"Why?" is an important question. Adults ask "why?"all the time. In questioning, we seek answers to help make better sense of the message, the messenger, and our world.

It's no different for children, yet too often adults tire of children asking "why?" The adult reply of "just because" or "because I said so" doesn't help the child to grow and understand. Instead, the child learns not to ask, and that's tragic.

Nonfiction books are an excellent way to expand a child's mind. The key to getting children turned-on to nonfiction and therefore learning is to choose books that impart knowledge in a well written, fast-paced and engaging way. Today's reviewed books are good examples of just that. Make sure to include terrific nonfiction books in your weekly mix of reading materials. Planting that seed early in life will yield dividends so great they can't be counted.

Children are curious about everything, including things they aren't yet aware of. Books can be a tremendous springboard to ignite the imagination, provide new ideas, discover and understand the world. Of equal importance is a caring adult who takes the time to listen and answer a child's questions, no matter how often they ask. Make that adult you.

Books to Borrow

The following book is available at many public libraries.

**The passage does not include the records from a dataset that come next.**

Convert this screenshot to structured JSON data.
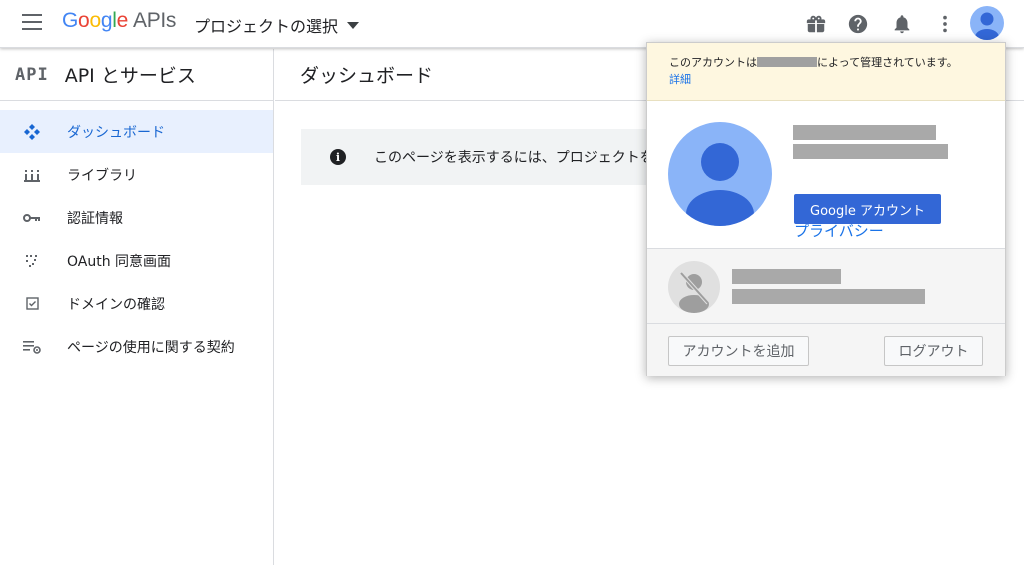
{
  "header": {
    "logo_google": [
      "G",
      "o",
      "o",
      "g",
      "l",
      "e"
    ],
    "logo_apis": "APIs",
    "project_select_label": "プロジェクトの選択",
    "icons": [
      "menu-icon",
      "gift-icon",
      "help-icon",
      "bell-icon",
      "more-vert-icon",
      "account-avatar"
    ]
  },
  "sidebar": {
    "badge": "API",
    "title": "API とサービス",
    "items": [
      {
        "label": "ダッシュボード",
        "icon": "dashboard-icon",
        "active": true
      },
      {
        "label": "ライブラリ",
        "icon": "library-icon",
        "active": false
      },
      {
        "label": "認証情報",
        "icon": "key-icon",
        "active": false
      },
      {
        "label": "OAuth 同意画面",
        "icon": "oauth-icon",
        "active": false
      },
      {
        "label": "ドメインの確認",
        "icon": "checkbox-icon",
        "active": false
      },
      {
        "label": "ページの使用に関する契約",
        "icon": "settings-list-icon",
        "active": false
      }
    ]
  },
  "main": {
    "title": "ダッシュボード",
    "info_text": "このページを表示するには、プロジェクトを"
  },
  "account_popup": {
    "notice_prefix": "このアカウントは",
    "notice_suffix": "によって管理されています。",
    "notice_link": "詳細",
    "privacy_link": "プライバシー",
    "google_account_button": "Google アカウント",
    "add_account_button": "アカウントを追加",
    "logout_button": "ログアウト"
  },
  "colors": {
    "accent_blue": "#1a73e8",
    "button_blue": "#3367d6",
    "active_nav_bg": "#e8f0fe",
    "notice_bg": "#fef7e0",
    "avatar_blue": "#8ab4f8"
  }
}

"Lucy Long Ago: Uncovering the Mystery of Where We Came From" by Catherine Thimmesh, photos: various credits, Houghton Mifflin, 64 pages

Read aloud: age 10 - 11 and older.

Read yourself: age 11 - 12 and older.

In November, 1974, Donald Johanson was in Hadir, Ethopia, hunting hominids: skeleton bones of human ancestors. When he happened upon a bit of an elbow jutting out of the sediment, Johanson was ecstatic. He soon discovered it to be a partial skeleton of a single hominid individual; an even more remarkable find. But as the scientists progressed in solving answers to their many questions about their discovery, they would come to know just how very incredible their specimen really was.

At once comprehensive and fascinating, "Lucy Long Ago" is an extraordinary book.

Librarian's Choice

Library: Jefferson County Public Library, 420 West Main St., Madison

Library Director: Brent Stokesberry

Children's Librarian: Kara Pettey

Choices this week: "Freight Train" by Donald Crews; "Nubs: The True Story of a Mutt, a Marine, and a Miracle" by Major Brian Dennis; "Orangutans are Ticklish: Fun Facts From an Animal Photographer" by Jill Davis

Books to Buy

The following books are available at favorite bookstores.

"Galápagos George" by Jean Craighead George, illustrated by Wendell Minor, HarperCollins, 2014, 36 pages, $15.99 hardcover

Read aloud: age 5 and older.

Read yourself: age 7 - 9.

This story began around one million years ago when a giant tortoise lived in the ancient South American desert. When a violent storm struck, Giantess George and many of her species were washed into the ocean and, six hundred miles later, finally landed on a small island. As the years passed, Giantess George and her species evolved with physical adaptations to better suit their changing environment and ensure survival.

In the early 1970s, the last remaining descendent of Giantess George was discovered on Pinta Island and taken to the protected Charles Darwin Research Station on Santa Cruz Island. Here, Lonesome George (as he was named) lived and thrived until his death on June 24, 2012 - roughly one hundred years of age.

A brilliant introduction to evolution and the natural world, this outstanding book is top-notch.

"Plesiosaur Peril" by Daniel Loxton, illustrated by Daniel Loxton with Jim W.W. Smith, Kids can Press, 2014, 32 pages, $16.95 hardcover

Read aloud: age 5 - 6 and older.

Read yourself: age 8 and older.

The newest addition to the series "Tales of Prehistoric Life" vividly recreates the ancient undersea world of the Jurassic era and some of its inhabitants.

A baby Cryptoclidus plesiosaur swam with her mother and their pod. The ocean was filled with much to eat. It was also filled with much danger, namely another plesiosaur - Liopleurodon. Liopleurodon was much bigger and stronger than the Cryptoclidus and hunted the smaller species. When the baby Cryptoclidus plesiosaur was distracted and swam too far from her pod, Liopleurodon was close behind. Would she be able to escape the fierce predator?

Scientifically accurate and thoroughly researched, this captivating story and its state-of-the-art computer-generated images is bound to fascinate young and old alike.



Nationally syndicated, Kendal Rautzhan writes and lectures on children's literature. She can be reached at kendal@sunlink.net.